But Dr. Holly Brewer, who teaches Early American History at N.C. State University, said claims that students will “get the basics” in middle school or fifth grade are simply not true.
“They have to deal with issues in high school when they can talk about things in a complex manner,” she told the Raleigh News and Observer.
Brewer is not new to the debate about high school curriculum. In fact, she became concerned nearly six years ago when she was teaching a refresher course to high school teachers who told her about state plans to eliminate curriculum about colonial and revolutionary America.
“I thought someone would see the light,” she told members of the John Locke Foundation during a 2008 speech on “Erasing Colonial and Revolutionary History from North Carolina High Schools.” Even then, she said DPI was already giving short shrift to the Constitution and not covering our nation’s history prior to George Washington’s presidency.
The latest push to drop another hundred years out of the 11th grade class has her writing DPI, circulating a statewide petition and speaking out on a Facebook page, “History did not begin in 1877!”

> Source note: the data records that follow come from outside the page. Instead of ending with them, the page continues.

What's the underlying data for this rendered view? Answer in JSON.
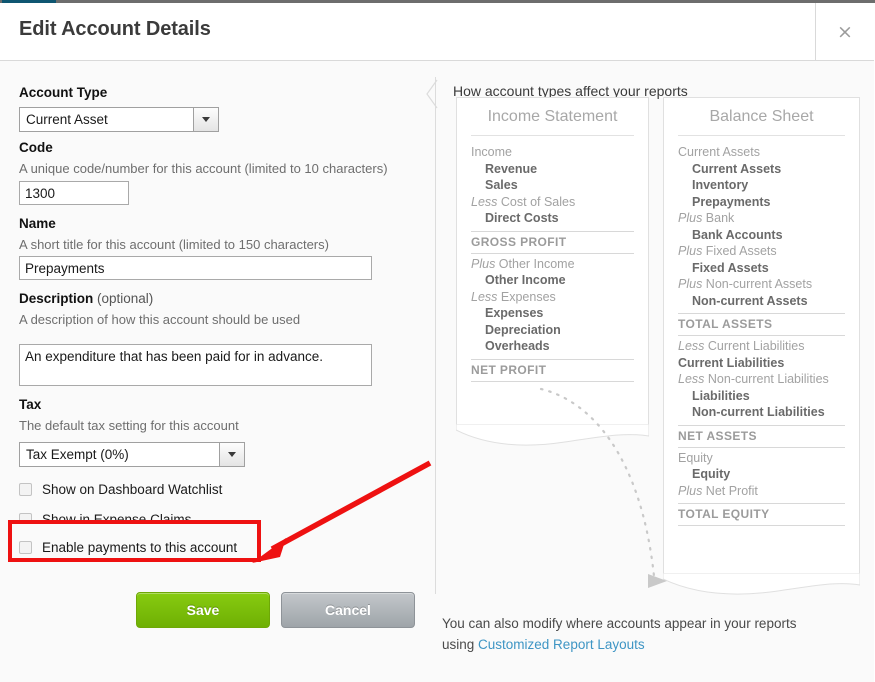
{
  "window": {
    "title": "Edit Account Details",
    "close_icon": "close-icon",
    "close_glyph": "×",
    "accent_color": "#0e5671"
  },
  "form": {
    "account_type": {
      "label": "Account Type",
      "value": "Current Asset"
    },
    "code": {
      "label": "Code",
      "hint": "A unique code/number for this account (limited to 10 characters)",
      "value": "1300"
    },
    "name": {
      "label": "Name",
      "hint": "A short title for this account (limited to 150 characters)",
      "value": "Prepayments"
    },
    "description": {
      "label": "Description",
      "label_optional": " (optional)",
      "hint": "A description of how this account should be used",
      "value": "An expenditure that has been paid for in advance."
    },
    "tax": {
      "label": "Tax",
      "hint": "The default tax setting for this account",
      "value": "Tax Exempt (0%)"
    },
    "checkboxes": [
      {
        "label": "Show on Dashboard Watchlist",
        "checked": false
      },
      {
        "label": "Show in Expense Claims",
        "checked": false
      },
      {
        "label": "Enable payments to this account",
        "checked": false
      }
    ],
    "buttons": {
      "save": "Save",
      "cancel": "Cancel"
    }
  },
  "annotations": {
    "highlight_color": "#ee1111",
    "arrow_color": "#ee1111",
    "highlight_target": "Enable payments to this account"
  },
  "help": {
    "heading": "How account types affect your reports",
    "footer_text_1": "You can also modify where accounts appear in your reports",
    "footer_text_2": "using ",
    "footer_link": "Customized Report Layouts",
    "income_statement": {
      "title": "Income Statement",
      "rows": [
        {
          "type": "group",
          "keyword": "",
          "text": "Income"
        },
        {
          "type": "item",
          "text": "Revenue"
        },
        {
          "type": "item",
          "text": "Sales"
        },
        {
          "type": "group",
          "keyword": "Less ",
          "text": "Cost of Sales"
        },
        {
          "type": "item",
          "text": "Direct Costs"
        },
        {
          "type": "total",
          "text": "GROSS PROFIT"
        },
        {
          "type": "group",
          "keyword": "Plus ",
          "text": "Other Income"
        },
        {
          "type": "item",
          "text": "Other Income"
        },
        {
          "type": "group",
          "keyword": "Less ",
          "text": "Expenses"
        },
        {
          "type": "item",
          "text": "Expenses"
        },
        {
          "type": "item",
          "text": "Depreciation"
        },
        {
          "type": "item",
          "text": "Overheads"
        },
        {
          "type": "total",
          "text": "NET PROFIT"
        }
      ]
    },
    "balance_sheet": {
      "title": "Balance Sheet",
      "rows": [
        {
          "type": "group",
          "keyword": "",
          "text": "Current Assets"
        },
        {
          "type": "item",
          "text": "Current Assets"
        },
        {
          "type": "item",
          "text": "Inventory"
        },
        {
          "type": "item",
          "text": "Prepayments"
        },
        {
          "type": "group",
          "keyword": "Plus ",
          "text": "Bank"
        },
        {
          "type": "item",
          "text": "Bank Accounts"
        },
        {
          "type": "group",
          "keyword": "Plus ",
          "text": "Fixed Assets"
        },
        {
          "type": "item",
          "text": "Fixed Assets"
        },
        {
          "type": "group",
          "keyword": "Plus ",
          "text": "Non-current Assets"
        },
        {
          "type": "item",
          "text": "Non-current Assets"
        },
        {
          "type": "total",
          "text": "TOTAL ASSETS"
        },
        {
          "type": "group",
          "keyword": "Less ",
          "text": "Current Liabilities"
        },
        {
          "type": "item-flush",
          "text": "Current Liabilities"
        },
        {
          "type": "group",
          "keyword": "Less ",
          "text": "Non-current Liabilities"
        },
        {
          "type": "item",
          "text": "Liabilities"
        },
        {
          "type": "item",
          "text": "Non-current Liabilities"
        },
        {
          "type": "total",
          "text": "NET ASSETS"
        },
        {
          "type": "group",
          "keyword": "",
          "text": "Equity"
        },
        {
          "type": "item",
          "text": "Equity"
        },
        {
          "type": "group",
          "keyword": "Plus ",
          "text": "Net Profit"
        },
        {
          "type": "total",
          "text": "TOTAL EQUITY"
        }
      ]
    }
  }
}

“I don’t know of any other states who do this,” Brewer had told her audience in reference to simply skipping over the nation’s founding and picking up midstream. “We are one of the 13 original states … how ironic.”
Nina Gunther Kilbride, a Raleigh attorney, pointed out that the push for comprehensive history education isn’t a partisan issue.
“I think this issue unites both ends of the political spectrum. No one wants our schools turning out know-nothings,” she wrote on the Facebook page she administers, elaborating on an online petition directed to DPI.
“The facts of American History before 1877 include major episodes that affected millions and continue to shape American life, including the more current issues addressed by the proposed curriculum,” she wrote on the petition. “Some pre-1877 issues are sporadically including in earlier years (such as in elementary school) but this is no substitute for teaching the material comprehensively in high school.”
Fuller said the proposed history curriculum changes, which came from the Accountability and Curriculum Reform Effort — a wholesale push to change the scope of the Standard Course of Study, assessments and testing — were in response to concerns from teachers, already pressed by block scheduling, who said they did not have time to present the entire span of our nation’s past, much less help students delve deeper into current issues. She could not explain how seventh-grade teachers and students could be expected to cover 370 years of history with a “state, nation and world” perspective as the proposal calls for.
However, Fuller did emphasize the fact that the proposal is just a first draft and that many revisions are expected.
“This story has generated a lot of passion. It is a hot-button issue,” she said. “It is clear that the people of this state want U.S. History to be taught and they want their kids to understand it.”
Take Christian Action: To view the proposed “essential standards” for public schools, go to www.ncpublicschools.org/acre/standards/phase2/
You can share your feedback on history or other subjects with state education officials by e-mailing firstname.lastname@example.org by February 15.
Fuller said the Board of Education recently approved science standards, but only after receiving 15,000 comments and four drafts of the plan.